The Georgia Guidestones are a collection of standing stones near Elberton, Georgia. Built in 1980, they are primarily composed of six slabs of granite: one central pillar, four “major” stones that fan out from the center, and a capstone. The capstone has engravings on all four of its sides in four different ancient languages, all of which read, “Let these be guidestones to an Age of Reason,” when translated. The major stones are each engraved on both sides, and each side contains text in one of eight modern languages asserting ten guidelines.
These guidelines have proven extremely controversial, causing speculation and rumors of conspiracy that go far beyond northeast Georgia.
The Georgia Guidestones are at once a Rosetta Stone, an astronomical observatory, and a road map for rebuilding civilization. Theories of conspiracy, occultism, and apocalypse surround this monument, and it has been called a “prism of meaning” by many who have studied it. At the heart of this confusion is the missing piece of the puzzle: who was the mystery man that designed and funded the project?
Conspiracy theorists surmise a global plot on the part of shadowy group of men to reduce and subjugate the world’s population and create a “New World Order.” Others believe that the man behind the monument was a Rosicrucian, and that the stones are representative of that group’s occult manifestos. Are the stones proof of a Satanic conspiracy or a testament to a Cold War psychology of nuclear annihilation?

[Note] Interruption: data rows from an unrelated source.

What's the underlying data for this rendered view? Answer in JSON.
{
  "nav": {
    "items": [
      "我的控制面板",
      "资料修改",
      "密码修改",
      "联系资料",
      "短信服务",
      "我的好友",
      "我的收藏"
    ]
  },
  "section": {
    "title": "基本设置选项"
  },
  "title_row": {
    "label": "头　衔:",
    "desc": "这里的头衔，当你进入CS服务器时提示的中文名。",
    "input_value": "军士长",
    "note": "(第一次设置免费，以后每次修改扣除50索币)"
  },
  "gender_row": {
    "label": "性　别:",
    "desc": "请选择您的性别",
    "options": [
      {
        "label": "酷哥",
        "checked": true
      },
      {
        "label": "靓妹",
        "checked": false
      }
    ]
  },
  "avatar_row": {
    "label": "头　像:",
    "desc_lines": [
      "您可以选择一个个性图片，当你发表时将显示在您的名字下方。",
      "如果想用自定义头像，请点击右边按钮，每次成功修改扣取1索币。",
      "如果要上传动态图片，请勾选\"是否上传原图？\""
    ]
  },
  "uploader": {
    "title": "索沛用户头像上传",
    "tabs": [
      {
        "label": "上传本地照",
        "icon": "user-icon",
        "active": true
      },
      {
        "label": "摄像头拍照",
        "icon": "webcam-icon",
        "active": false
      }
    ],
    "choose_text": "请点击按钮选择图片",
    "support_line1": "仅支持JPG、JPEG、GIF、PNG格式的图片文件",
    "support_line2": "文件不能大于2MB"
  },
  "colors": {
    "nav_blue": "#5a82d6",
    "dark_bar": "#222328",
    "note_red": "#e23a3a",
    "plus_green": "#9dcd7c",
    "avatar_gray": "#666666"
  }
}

Local historian and Georgia native Raymond Wiley was interviewed for The History Channel’s Brad Meltzer’s Decoded about the Guidestones and is a principal expert for a feature-length documentary currently in production. With local writer K.T. Prime he has written the definitive account of America’s most famous megalithic monument.